EXERCISE PROMPT
Could you please return each line of the data that has the word "ubuntu"?
BEGIN GIVEN DATA
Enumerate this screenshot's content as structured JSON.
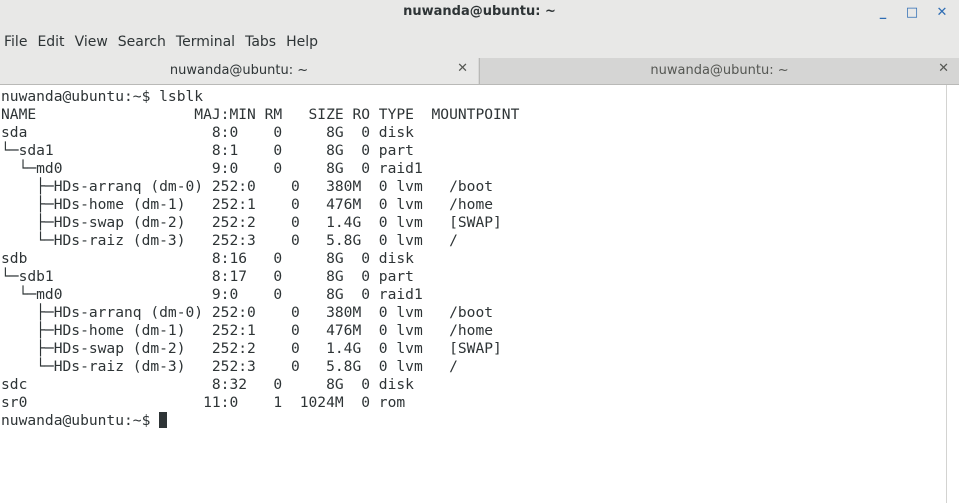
{
  "window": {
    "title": "nuwanda@ubuntu: ~",
    "minimize_glyph": "_",
    "maximize_glyph": "□",
    "close_glyph": "✕"
  },
  "menu": [
    "File",
    "Edit",
    "View",
    "Search",
    "Terminal",
    "Tabs",
    "Help"
  ],
  "tabs": [
    {
      "label": "nuwanda@ubuntu: ~",
      "close": "✕",
      "active": true
    },
    {
      "label": "nuwanda@ubuntu: ~",
      "close": "✕",
      "active": false
    }
  ],
  "terminal": {
    "lines": [
      "nuwanda@ubuntu:~$ lsblk",
      "NAME                  MAJ:MIN RM   SIZE RO TYPE  MOUNTPOINT",
      "sda                     8:0    0     8G  0 disk",
      "└─sda1                  8:1    0     8G  0 part",
      "  └─md0                 9:0    0     8G  0 raid1",
      "    ├─HDs-arranq (dm-0) 252:0    0   380M  0 lvm   /boot",
      "    ├─HDs-home (dm-1)   252:1    0   476M  0 lvm   /home",
      "    ├─HDs-swap (dm-2)   252:2    0   1.4G  0 lvm   [SWAP]",
      "    └─HDs-raiz (dm-3)   252:3    0   5.8G  0 lvm   /",
      "sdb                     8:16   0     8G  0 disk",
      "└─sdb1                  8:17   0     8G  0 part",
      "  └─md0                 9:0    0     8G  0 raid1",
      "    ├─HDs-arranq (dm-0) 252:0    0   380M  0 lvm   /boot",
      "    ├─HDs-home (dm-1)   252:1    0   476M  0 lvm   /home",
      "    ├─HDs-swap (dm-2)   252:2    0   1.4G  0 lvm   [SWAP]",
      "    └─HDs-raiz (dm-3)   252:3    0   5.8G  0 lvm   /",
      "sdc                     8:32   0     8G  0 disk",
      "sr0                    11:0    1  1024M  0 rom"
    ],
    "prompt": "nuwanda@ubuntu:~$ "
  }
}
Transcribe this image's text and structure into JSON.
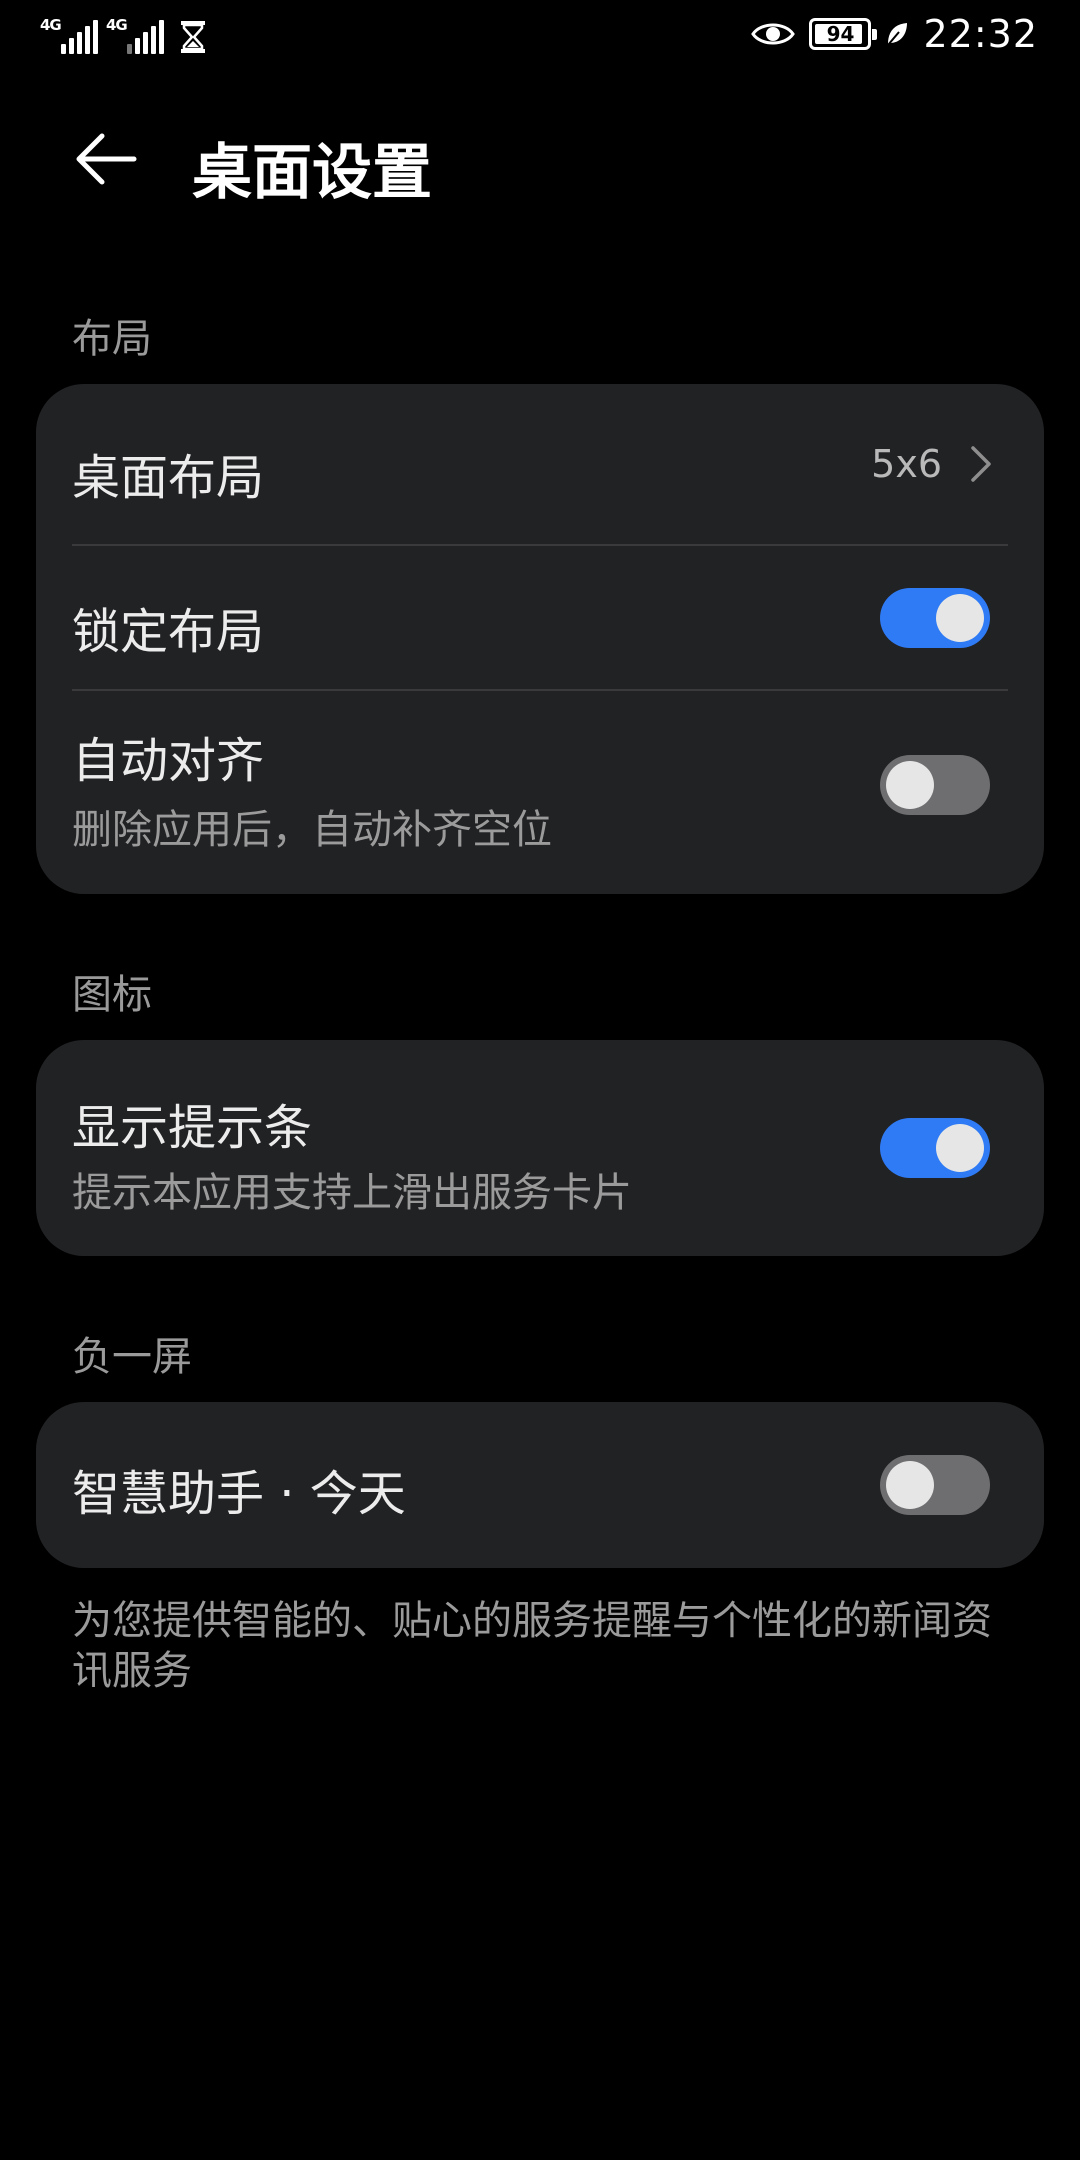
{
  "status_bar": {
    "sim1_tag": "4G",
    "sim2_tag": "4G",
    "battery": "94",
    "battery_level": 0.94,
    "time": "22:32",
    "icons": [
      "signal-icon",
      "signal-icon",
      "hourglass-icon",
      "eye-icon",
      "battery-icon",
      "leaf-icon"
    ]
  },
  "header": {
    "title": "桌面设置",
    "back_icon": "back-arrow-icon"
  },
  "sections": {
    "layout": {
      "label": "布局",
      "desktop_layout": {
        "title": "桌面布局",
        "value": "5x6"
      },
      "lock_layout": {
        "title": "锁定布局",
        "enabled": true
      },
      "auto_align": {
        "title": "自动对齐",
        "subtitle": "删除应用后，自动补齐空位",
        "enabled": false
      }
    },
    "icons": {
      "label": "图标",
      "show_hint_bar": {
        "title": "显示提示条",
        "subtitle": "提示本应用支持上滑出服务卡片",
        "enabled": true
      }
    },
    "minus_one_screen": {
      "label": "负一屏",
      "smart_assistant": {
        "title": "智慧助手 · 今天",
        "enabled": false
      },
      "note": "为您提供智能的、贴心的服务提醒与个性化的新闻资讯服务"
    }
  },
  "colors": {
    "background": "#000000",
    "card": "#212224",
    "accent": "#2f7bf5",
    "toggle_off": "#6e6e70"
  }
}
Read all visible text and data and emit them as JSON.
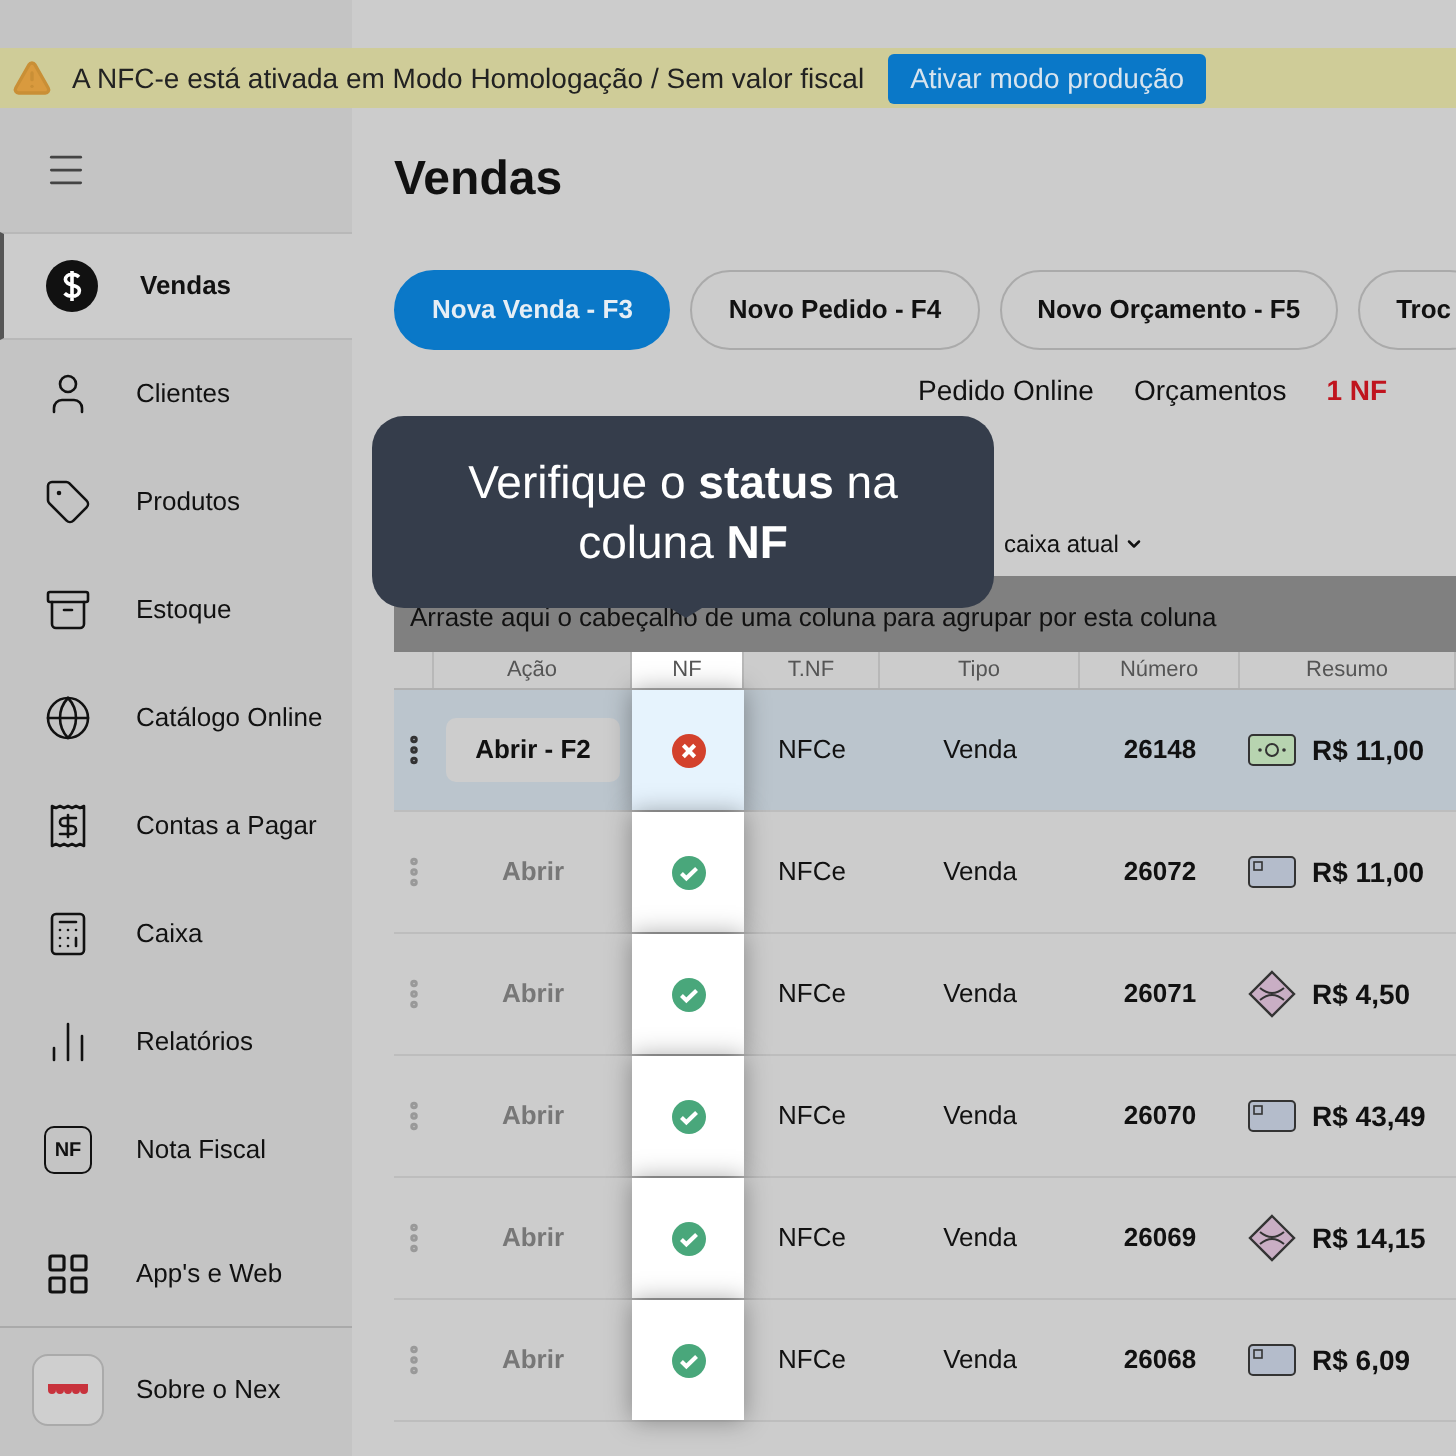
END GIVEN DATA
RESPONSE TO THIS TASK
    "title": "nuwanda@ubuntu: ~",
      "label": "nuwanda@ubuntu: ~",
      "label": "nuwanda@ubuntu: ~",
      "nuwanda@ubuntu:~$ lsblk",
    "prompt": "nuwanda@ubuntu:~$ "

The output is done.